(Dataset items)

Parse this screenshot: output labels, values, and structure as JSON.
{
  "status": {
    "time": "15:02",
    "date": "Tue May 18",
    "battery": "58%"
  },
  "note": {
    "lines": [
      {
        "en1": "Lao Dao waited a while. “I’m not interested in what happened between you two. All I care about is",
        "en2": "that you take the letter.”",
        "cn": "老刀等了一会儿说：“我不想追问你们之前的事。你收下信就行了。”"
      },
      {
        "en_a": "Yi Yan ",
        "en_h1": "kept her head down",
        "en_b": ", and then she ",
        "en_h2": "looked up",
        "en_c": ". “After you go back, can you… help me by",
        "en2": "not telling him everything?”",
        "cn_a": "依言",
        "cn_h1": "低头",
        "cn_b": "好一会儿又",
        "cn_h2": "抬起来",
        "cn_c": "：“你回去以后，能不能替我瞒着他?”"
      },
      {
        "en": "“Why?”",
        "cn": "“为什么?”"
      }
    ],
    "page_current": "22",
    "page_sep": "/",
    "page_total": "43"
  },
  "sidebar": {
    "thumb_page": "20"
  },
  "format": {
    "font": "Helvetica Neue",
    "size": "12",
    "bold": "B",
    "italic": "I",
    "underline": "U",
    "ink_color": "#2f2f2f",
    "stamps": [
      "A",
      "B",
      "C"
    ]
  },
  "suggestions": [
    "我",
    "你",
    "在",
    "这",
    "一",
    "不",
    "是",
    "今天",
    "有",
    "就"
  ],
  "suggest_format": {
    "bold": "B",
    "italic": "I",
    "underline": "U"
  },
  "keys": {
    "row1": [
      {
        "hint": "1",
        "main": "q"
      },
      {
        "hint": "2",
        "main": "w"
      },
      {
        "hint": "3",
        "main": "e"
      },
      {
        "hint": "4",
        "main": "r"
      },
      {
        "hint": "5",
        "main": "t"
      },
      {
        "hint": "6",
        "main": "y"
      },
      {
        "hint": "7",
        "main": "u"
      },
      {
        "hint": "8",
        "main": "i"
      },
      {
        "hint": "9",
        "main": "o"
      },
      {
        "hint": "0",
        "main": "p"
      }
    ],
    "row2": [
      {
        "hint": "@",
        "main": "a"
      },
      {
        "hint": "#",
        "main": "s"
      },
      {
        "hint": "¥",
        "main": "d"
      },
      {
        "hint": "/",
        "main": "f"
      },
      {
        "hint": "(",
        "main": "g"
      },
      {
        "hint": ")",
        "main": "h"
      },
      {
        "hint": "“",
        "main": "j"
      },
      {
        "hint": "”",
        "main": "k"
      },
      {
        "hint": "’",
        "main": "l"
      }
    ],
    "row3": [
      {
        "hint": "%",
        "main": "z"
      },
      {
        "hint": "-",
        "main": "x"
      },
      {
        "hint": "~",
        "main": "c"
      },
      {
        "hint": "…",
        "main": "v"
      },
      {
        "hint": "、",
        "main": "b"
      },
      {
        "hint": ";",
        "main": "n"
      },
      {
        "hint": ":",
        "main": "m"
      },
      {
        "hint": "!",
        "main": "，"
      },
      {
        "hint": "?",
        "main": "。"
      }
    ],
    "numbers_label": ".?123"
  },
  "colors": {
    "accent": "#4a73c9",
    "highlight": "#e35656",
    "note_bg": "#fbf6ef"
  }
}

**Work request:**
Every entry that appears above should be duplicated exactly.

**Answer section:**
Parse this screenshot: output labels, values, and structure as JSON.
{
  "status": {
    "time": "15:02",
    "date": "Tue May 18",
    "battery": "58%"
  },
  "note": {
    "lines": [
      {
        "en1": "Lao Dao waited a while. “I’m not interested in what happened between you two. All I care about is",
        "en2": "that you take the letter.”",
        "cn": "老刀等了一会儿说：“我不想追问你们之前的事。你收下信就行了。”"
      },
      {
        "en_a": "Yi Yan ",
        "en_h1": "kept her head down",
        "en_b": ", and then she ",
        "en_h2": "looked up",
        "en_c": ". “After you go back, can you… help me by",
        "en2": "not telling him everything?”",
        "cn_a": "依言",
        "cn_h1": "低头",
        "cn_b": "好一会儿又",
        "cn_h2": "抬起来",
        "cn_c": "：“你回去以后，能不能替我瞒着他?”"
      },
      {
        "en": "“Why?”",
        "cn": "“为什么?”"
      }
    ],
    "page_current": "22",
    "page_sep": "/",
    "page_total": "43"
  },
  "sidebar": {
    "thumb_page": "20"
  },
  "format": {
    "font": "Helvetica Neue",
    "size": "12",
    "bold": "B",
    "italic": "I",
    "underline": "U",
    "ink_color": "#2f2f2f",
    "stamps": [
      "A",
      "B",
      "C"
    ]
  },
  "suggestions": [
    "我",
    "你",
    "在",
    "这",
    "一",
    "不",
    "是",
    "今天",
    "有",
    "就"
  ],
  "suggest_format": {
    "bold": "B",
    "italic": "I",
    "underline": "U"
  },
  "keys": {
    "row1": [
      {
        "hint": "1",
        "main": "q"
      },
      {
        "hint": "2",
        "main": "w"
      },
      {
        "hint": "3",
        "main": "e"
      },
      {
        "hint": "4",
        "main": "r"
      },
      {
        "hint": "5",
        "main": "t"
      },
      {
        "hint": "6",
        "main": "y"
      },
      {
        "hint": "7",
        "main": "u"
      },
      {
        "hint": "8",
        "main": "i"
      },
      {
        "hint": "9",
        "main": "o"
      },
      {
        "hint": "0",
        "main": "p"
      }
    ],
    "row2": [
      {
        "hint": "@",
        "main": "a"
      },
      {
        "hint": "#",
        "main": "s"
      },
      {
        "hint": "¥",
        "main": "d"
      },
      {
        "hint": "/",
        "main": "f"
      },
      {
        "hint": "(",
        "main": "g"
      },
      {
        "hint": ")",
        "main": "h"
      },
      {
        "hint": "“",
        "main": "j"
      },
      {
        "hint": "”",
        "main": "k"
      },
      {
        "hint": "’",
        "main": "l"
      }
    ],
    "row3": [
      {
        "hint": "%",
        "main": "z"
      },
      {
        "hint": "-",
        "main": "x"
      },
      {
        "hint": "~",
        "main": "c"
      },
      {
        "hint": "…",
        "main": "v"
      },
      {
        "hint": "、",
        "main": "b"
      },
      {
        "hint": ";",
        "main": "n"
      },
      {
        "hint": ":",
        "main": "m"
      },
      {
        "hint": "!",
        "main": "，"
      },
      {
        "hint": "?",
        "main": "。"
      }
    ],
    "numbers_label": ".?123"
  },
  "colors": {
    "accent": "#4a73c9",
    "highlight": "#e35656",
    "note_bg": "#fbf6ef"
  }
}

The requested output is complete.